# Assignment
Copy each entry exactly, leaving nothing out.

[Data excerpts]
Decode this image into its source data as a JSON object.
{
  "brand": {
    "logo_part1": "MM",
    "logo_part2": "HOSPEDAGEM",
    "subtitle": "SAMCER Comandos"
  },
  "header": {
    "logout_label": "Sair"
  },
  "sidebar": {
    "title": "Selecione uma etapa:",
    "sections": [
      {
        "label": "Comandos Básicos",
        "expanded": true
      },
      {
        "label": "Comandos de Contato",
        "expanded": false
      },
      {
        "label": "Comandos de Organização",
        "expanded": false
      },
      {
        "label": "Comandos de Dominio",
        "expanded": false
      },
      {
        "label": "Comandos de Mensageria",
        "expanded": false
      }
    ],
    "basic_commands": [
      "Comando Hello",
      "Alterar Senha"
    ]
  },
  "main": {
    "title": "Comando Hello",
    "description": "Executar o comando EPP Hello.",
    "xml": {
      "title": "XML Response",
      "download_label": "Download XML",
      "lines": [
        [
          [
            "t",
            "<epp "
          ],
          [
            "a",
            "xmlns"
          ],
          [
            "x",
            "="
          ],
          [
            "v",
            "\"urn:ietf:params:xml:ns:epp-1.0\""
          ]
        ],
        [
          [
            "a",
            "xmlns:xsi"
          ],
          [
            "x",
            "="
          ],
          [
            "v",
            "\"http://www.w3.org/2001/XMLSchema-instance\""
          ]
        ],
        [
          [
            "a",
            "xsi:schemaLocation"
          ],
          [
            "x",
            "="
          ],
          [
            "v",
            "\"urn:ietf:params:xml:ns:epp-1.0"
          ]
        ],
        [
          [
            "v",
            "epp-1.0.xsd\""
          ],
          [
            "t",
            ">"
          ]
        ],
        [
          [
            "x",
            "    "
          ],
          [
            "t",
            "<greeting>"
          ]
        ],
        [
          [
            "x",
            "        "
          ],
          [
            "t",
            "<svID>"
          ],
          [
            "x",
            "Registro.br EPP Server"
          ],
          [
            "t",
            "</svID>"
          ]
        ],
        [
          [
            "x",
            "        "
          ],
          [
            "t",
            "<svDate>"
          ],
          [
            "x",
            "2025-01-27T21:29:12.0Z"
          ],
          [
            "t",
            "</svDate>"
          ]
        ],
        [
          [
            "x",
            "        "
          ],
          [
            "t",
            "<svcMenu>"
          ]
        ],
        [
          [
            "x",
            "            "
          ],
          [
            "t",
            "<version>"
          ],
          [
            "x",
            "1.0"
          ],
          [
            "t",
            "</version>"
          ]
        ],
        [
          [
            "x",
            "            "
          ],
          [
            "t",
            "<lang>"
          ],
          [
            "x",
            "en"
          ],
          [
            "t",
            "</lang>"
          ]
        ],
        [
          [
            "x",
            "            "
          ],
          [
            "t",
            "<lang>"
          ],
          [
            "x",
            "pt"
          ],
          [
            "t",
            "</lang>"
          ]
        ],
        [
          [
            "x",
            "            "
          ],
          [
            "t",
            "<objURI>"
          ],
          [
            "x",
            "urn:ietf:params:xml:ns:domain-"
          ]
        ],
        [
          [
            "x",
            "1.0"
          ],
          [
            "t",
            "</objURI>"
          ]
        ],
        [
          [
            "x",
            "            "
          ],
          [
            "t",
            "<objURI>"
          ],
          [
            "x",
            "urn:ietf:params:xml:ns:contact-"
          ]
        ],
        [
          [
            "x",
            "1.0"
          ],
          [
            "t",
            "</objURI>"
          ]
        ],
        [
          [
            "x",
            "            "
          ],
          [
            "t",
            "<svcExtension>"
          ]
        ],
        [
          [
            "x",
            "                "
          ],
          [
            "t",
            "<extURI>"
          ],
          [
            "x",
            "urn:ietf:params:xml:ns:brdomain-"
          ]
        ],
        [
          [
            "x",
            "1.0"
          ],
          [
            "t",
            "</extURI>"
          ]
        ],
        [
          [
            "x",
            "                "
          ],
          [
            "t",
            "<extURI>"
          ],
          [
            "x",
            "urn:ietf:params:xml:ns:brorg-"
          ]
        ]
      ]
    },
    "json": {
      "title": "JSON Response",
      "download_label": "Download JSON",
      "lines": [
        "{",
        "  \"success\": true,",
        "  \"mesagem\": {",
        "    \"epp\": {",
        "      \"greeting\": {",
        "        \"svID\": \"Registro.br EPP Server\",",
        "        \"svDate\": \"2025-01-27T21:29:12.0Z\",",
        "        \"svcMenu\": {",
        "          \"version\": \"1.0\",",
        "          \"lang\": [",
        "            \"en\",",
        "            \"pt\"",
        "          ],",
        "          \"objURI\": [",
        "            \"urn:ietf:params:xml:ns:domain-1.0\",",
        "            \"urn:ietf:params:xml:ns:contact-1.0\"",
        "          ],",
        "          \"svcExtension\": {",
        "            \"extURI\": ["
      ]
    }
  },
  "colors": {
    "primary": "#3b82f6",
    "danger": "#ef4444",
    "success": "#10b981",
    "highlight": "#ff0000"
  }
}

# Response to the exercise
Decode this image into its source data as a JSON object.
{
  "brand": {
    "logo_part1": "MM",
    "logo_part2": "HOSPEDAGEM",
    "subtitle": "SAMCER Comandos"
  },
  "header": {
    "logout_label": "Sair"
  },
  "sidebar": {
    "title": "Selecione uma etapa:",
    "sections": [
      {
        "label": "Comandos Básicos",
        "expanded": true
      },
      {
        "label": "Comandos de Contato",
        "expanded": false
      },
      {
        "label": "Comandos de Organização",
        "expanded": false
      },
      {
        "label": "Comandos de Dominio",
        "expanded": false
      },
      {
        "label": "Comandos de Mensageria",
        "expanded": false
      }
    ],
    "basic_commands": [
      "Comando Hello",
      "Alterar Senha"
    ]
  },
  "main": {
    "title": "Comando Hello",
    "description": "Executar o comando EPP Hello.",
    "xml": {
      "title": "XML Response",
      "download_label": "Download XML",
      "lines": [
        [
          [
            "t",
            "<epp "
          ],
          [
            "a",
            "xmlns"
          ],
          [
            "x",
            "="
          ],
          [
            "v",
            "\"urn:ietf:params:xml:ns:epp-1.0\""
          ]
        ],
        [
          [
            "a",
            "xmlns:xsi"
          ],
          [
            "x",
            "="
          ],
          [
            "v",
            "\"http://www.w3.org/2001/XMLSchema-instance\""
          ]
        ],
        [
          [
            "a",
            "xsi:schemaLocation"
          ],
          [
            "x",
            "="
          ],
          [
            "v",
            "\"urn:ietf:params:xml:ns:epp-1.0"
          ]
        ],
        [
          [
            "v",
            "epp-1.0.xsd\""
          ],
          [
            "t",
            ">"
          ]
        ],
        [
          [
            "x",
            "    "
          ],
          [
            "t",
            "<greeting>"
          ]
        ],
        [
          [
            "x",
            "        "
          ],
          [
            "t",
            "<svID>"
          ],
          [
            "x",
            "Registro.br EPP Server"
          ],
          [
            "t",
            "</svID>"
          ]
        ],
        [
          [
            "x",
            "        "
          ],
          [
            "t",
            "<svDate>"
          ],
          [
            "x",
            "2025-01-27T21:29:12.0Z"
          ],
          [
            "t",
            "</svDate>"
          ]
        ],
        [
          [
            "x",
            "        "
          ],
          [
            "t",
            "<svcMenu>"
          ]
        ],
        [
          [
            "x",
            "            "
          ],
          [
            "t",
            "<version>"
          ],
          [
            "x",
            "1.0"
          ],
          [
            "t",
            "</version>"
          ]
        ],
        [
          [
            "x",
            "            "
          ],
          [
            "t",
            "<lang>"
          ],
          [
            "x",
            "en"
          ],
          [
            "t",
            "</lang>"
          ]
        ],
        [
          [
            "x",
            "            "
          ],
          [
            "t",
            "<lang>"
          ],
          [
            "x",
            "pt"
          ],
          [
            "t",
            "</lang>"
          ]
        ],
        [
          [
            "x",
            "            "
          ],
          [
            "t",
            "<objURI>"
          ],
          [
            "x",
            "urn:ietf:params:xml:ns:domain-"
          ]
        ],
        [
          [
            "x",
            "1.0"
          ],
          [
            "t",
            "</objURI>"
          ]
        ],
        [
          [
            "x",
            "            "
          ],
          [
            "t",
            "<objURI>"
          ],
          [
            "x",
            "urn:ietf:params:xml:ns:contact-"
          ]
        ],
        [
          [
            "x",
            "1.0"
          ],
          [
            "t",
            "</objURI>"
          ]
        ],
        [
          [
            "x",
            "            "
          ],
          [
            "t",
            "<svcExtension>"
          ]
        ],
        [
          [
            "x",
            "                "
          ],
          [
            "t",
            "<extURI>"
          ],
          [
            "x",
            "urn:ietf:params:xml:ns:brdomain-"
          ]
        ],
        [
          [
            "x",
            "1.0"
          ],
          [
            "t",
            "</extURI>"
          ]
        ],
        [
          [
            "x",
            "                "
          ],
          [
            "t",
            "<extURI>"
          ],
          [
            "x",
            "urn:ietf:params:xml:ns:brorg-"
          ]
        ]
      ]
    },
    "json": {
      "title": "JSON Response",
      "download_label": "Download JSON",
      "lines": [
        "{",
        "  \"success\": true,",
        "  \"mesagem\": {",
        "    \"epp\": {",
        "      \"greeting\": {",
        "        \"svID\": \"Registro.br EPP Server\",",
        "        \"svDate\": \"2025-01-27T21:29:12.0Z\",",
        "        \"svcMenu\": {",
        "          \"version\": \"1.0\",",
        "          \"lang\": [",
        "            \"en\",",
        "            \"pt\"",
        "          ],",
        "          \"objURI\": [",
        "            \"urn:ietf:params:xml:ns:domain-1.0\",",
        "            \"urn:ietf:params:xml:ns:contact-1.0\"",
        "          ],",
        "          \"svcExtension\": {",
        "            \"extURI\": ["
      ]
    }
  },
  "colors": {
    "primary": "#3b82f6",
    "danger": "#ef4444",
    "success": "#10b981",
    "highlight": "#ff0000"
  }
}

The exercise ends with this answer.